• WHAT TO WORK ON
Report all lines below with the word "screenshot".

• DATA
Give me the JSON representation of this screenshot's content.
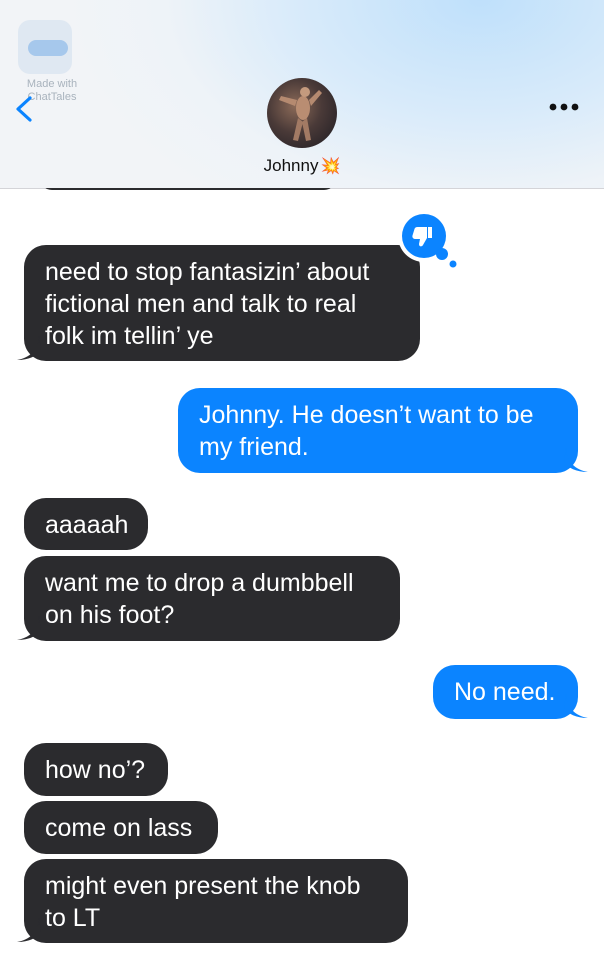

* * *

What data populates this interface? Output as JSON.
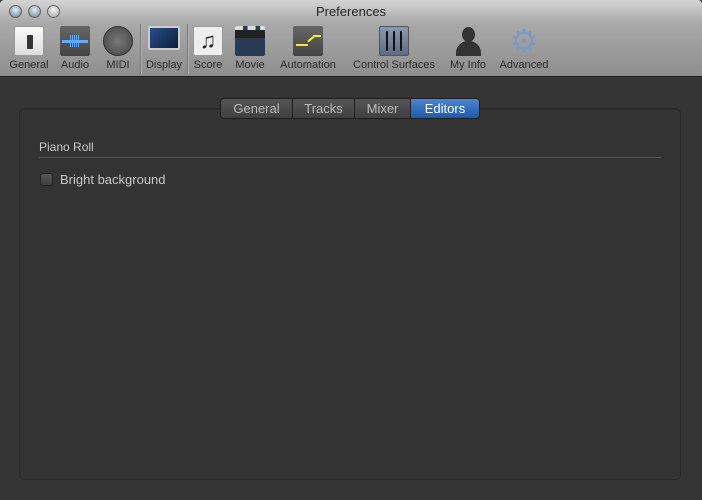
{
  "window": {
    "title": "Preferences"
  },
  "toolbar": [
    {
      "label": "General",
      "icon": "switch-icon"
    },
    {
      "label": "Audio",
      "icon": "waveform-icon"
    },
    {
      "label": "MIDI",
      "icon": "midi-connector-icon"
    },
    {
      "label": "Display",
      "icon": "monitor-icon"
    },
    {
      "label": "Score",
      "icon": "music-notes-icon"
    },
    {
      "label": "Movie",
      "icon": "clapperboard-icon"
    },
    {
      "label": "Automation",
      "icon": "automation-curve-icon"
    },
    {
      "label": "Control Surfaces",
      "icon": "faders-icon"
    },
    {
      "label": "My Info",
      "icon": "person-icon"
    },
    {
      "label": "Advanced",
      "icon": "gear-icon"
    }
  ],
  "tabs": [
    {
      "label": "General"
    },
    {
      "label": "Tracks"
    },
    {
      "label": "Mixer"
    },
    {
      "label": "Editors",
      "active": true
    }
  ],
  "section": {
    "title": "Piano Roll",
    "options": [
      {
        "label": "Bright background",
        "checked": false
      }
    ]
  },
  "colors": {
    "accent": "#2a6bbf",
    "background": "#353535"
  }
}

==

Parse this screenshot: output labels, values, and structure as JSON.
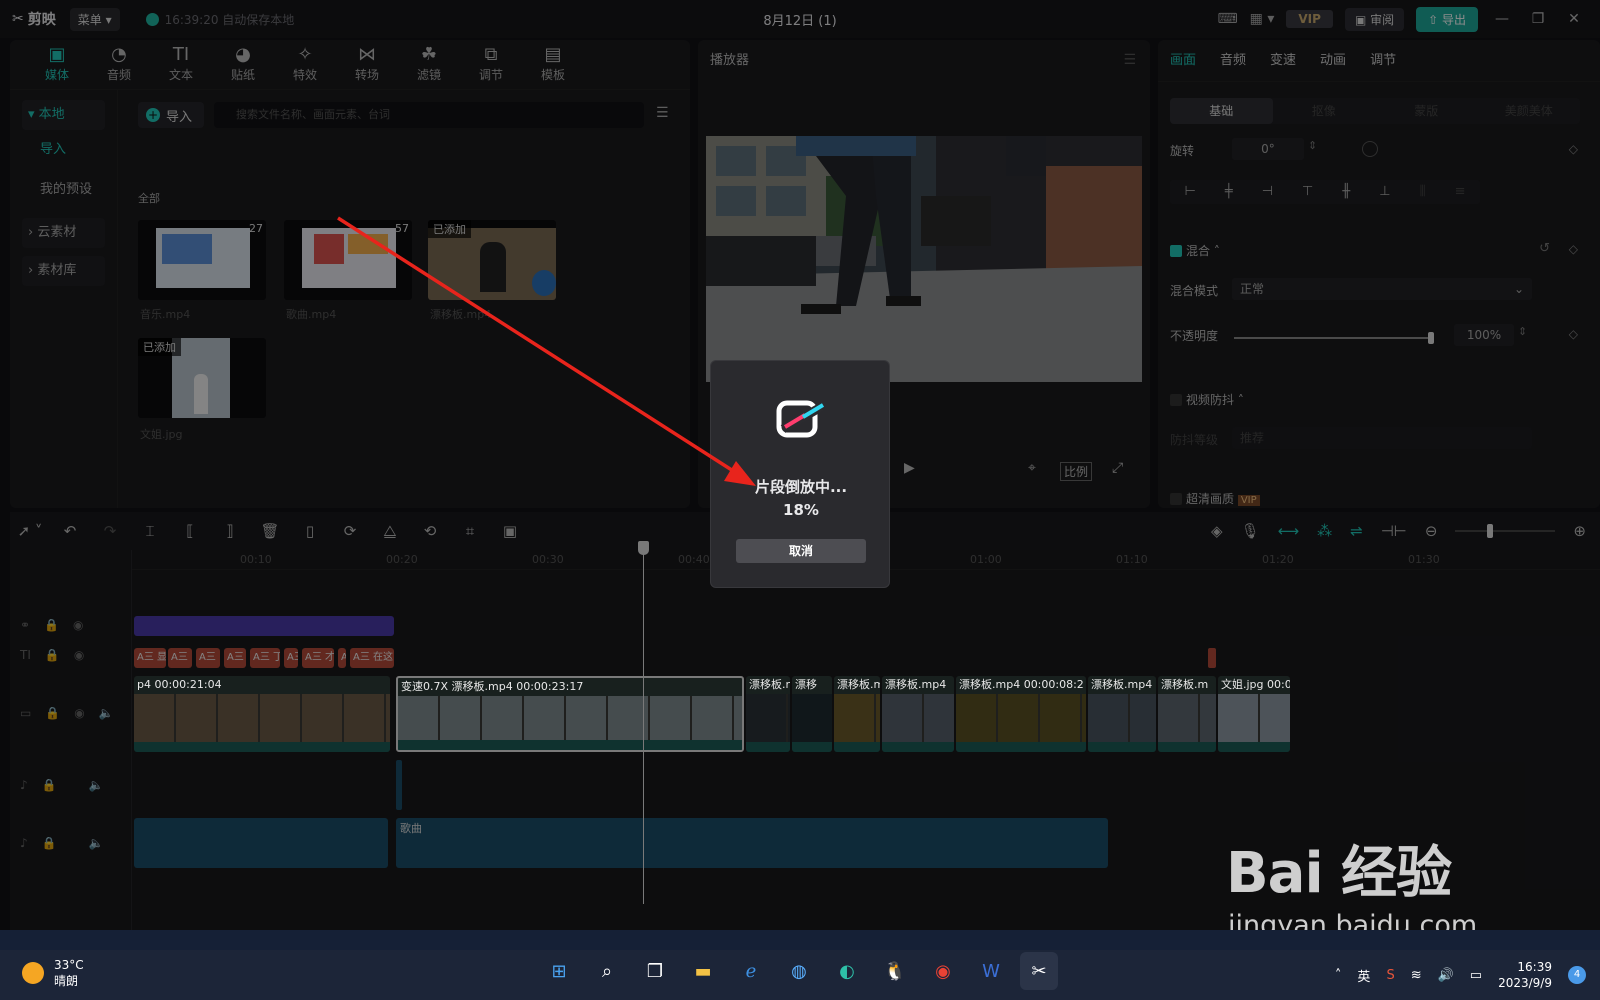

• ANSWER TO THIS PROBLEM
Give me the JSON representation of this screenshot's content.
Parse this screenshot: output labels, values, and structure as JSON.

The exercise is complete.